A Psalm of Asaph.

This psalm was probably penned for the direction and warning of the Jewish courts of judicature. It represents, (1.) The dignity of magistrates, and their dependence on God as their sovereign Governor and Judge, ver. 1, 6. (2.) Their duty, ver. 3-4. (3.) Their too frequent degeneracy and mischievousness, and the just punishment thereof, ver. 2, 5, 7. (4.) The saint’s request for the establishment of God’s kingdom in the world, ver. 8.

While I sing, let me stand in awe of Jehovah’s authority and presence. Let me remember I must be answerable to him for all my conduct. Let me be affected with my meanness and corruption. Let me revere magistrates as the deputies of God on earth. And in every station in which God hath placed me, let my care be, in all things to live honestly, and to cry mightily that the kingdoms of this world may quickly be made the kingdoms of my Lord and of his Christ.

1 In gods’ assembly God doth stand;
he judgeth gods among.
2 How long, accepting persons vile,
will ye give judgment wrong?

3 Defend the poor and fatherless;
to poor oppressed do right.
4 The poor and needy ones set free;
rid them from ill men’s might.

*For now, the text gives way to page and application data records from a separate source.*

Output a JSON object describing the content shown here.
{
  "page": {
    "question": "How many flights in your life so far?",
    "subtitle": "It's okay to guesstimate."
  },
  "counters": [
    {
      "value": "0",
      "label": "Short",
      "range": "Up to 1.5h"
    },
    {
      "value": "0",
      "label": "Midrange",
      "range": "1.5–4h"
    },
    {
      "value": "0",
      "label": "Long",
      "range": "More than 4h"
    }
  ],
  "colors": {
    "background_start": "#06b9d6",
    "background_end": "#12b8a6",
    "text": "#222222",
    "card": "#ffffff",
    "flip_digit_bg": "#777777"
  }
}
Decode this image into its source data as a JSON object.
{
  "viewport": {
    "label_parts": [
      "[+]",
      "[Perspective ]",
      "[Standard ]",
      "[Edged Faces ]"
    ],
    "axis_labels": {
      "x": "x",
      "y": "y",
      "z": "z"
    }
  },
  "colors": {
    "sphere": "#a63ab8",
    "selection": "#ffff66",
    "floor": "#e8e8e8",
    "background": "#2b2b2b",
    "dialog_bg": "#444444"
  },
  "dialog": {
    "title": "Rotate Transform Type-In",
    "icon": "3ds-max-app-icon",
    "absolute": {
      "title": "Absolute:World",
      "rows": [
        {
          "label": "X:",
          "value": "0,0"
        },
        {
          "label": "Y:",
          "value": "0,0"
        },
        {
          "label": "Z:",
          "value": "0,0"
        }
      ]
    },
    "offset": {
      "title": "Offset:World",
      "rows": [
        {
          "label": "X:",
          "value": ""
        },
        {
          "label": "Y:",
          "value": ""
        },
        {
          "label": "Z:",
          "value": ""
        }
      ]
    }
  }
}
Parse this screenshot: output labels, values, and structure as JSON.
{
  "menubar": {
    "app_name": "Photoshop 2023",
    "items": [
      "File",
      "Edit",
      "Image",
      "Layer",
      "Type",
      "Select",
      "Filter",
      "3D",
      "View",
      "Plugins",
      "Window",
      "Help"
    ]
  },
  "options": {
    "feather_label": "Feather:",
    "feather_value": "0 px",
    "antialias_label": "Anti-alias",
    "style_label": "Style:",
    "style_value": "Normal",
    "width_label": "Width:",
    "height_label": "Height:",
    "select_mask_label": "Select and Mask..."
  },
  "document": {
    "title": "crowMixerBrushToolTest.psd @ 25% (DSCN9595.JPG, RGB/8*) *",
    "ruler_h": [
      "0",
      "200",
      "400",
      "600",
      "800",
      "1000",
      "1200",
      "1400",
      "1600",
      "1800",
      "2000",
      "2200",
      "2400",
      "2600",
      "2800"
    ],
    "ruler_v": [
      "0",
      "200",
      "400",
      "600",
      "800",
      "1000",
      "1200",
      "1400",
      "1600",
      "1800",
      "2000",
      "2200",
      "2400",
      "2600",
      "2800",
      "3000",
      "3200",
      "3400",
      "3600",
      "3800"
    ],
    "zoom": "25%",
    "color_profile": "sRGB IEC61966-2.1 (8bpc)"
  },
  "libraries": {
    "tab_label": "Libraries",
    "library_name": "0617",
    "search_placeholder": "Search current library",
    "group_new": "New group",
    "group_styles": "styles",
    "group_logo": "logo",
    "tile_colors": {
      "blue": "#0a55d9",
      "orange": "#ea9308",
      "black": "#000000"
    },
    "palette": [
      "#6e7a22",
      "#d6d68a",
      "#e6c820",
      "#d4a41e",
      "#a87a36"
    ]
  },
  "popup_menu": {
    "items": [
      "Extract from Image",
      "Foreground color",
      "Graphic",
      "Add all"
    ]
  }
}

5 They know not, nor will understand;
in darkness they walk on:
All the foundations of the earth
out of their course are gone.

6 I said that ye are gods, and are
sons of the Highest all:
7 But ye shall die like men, and as
one of the princes fall.

8 O God, do thou raise up thyself,
the earth to judgment call:
For thou, as thine inheritance,
shalt take the nations all.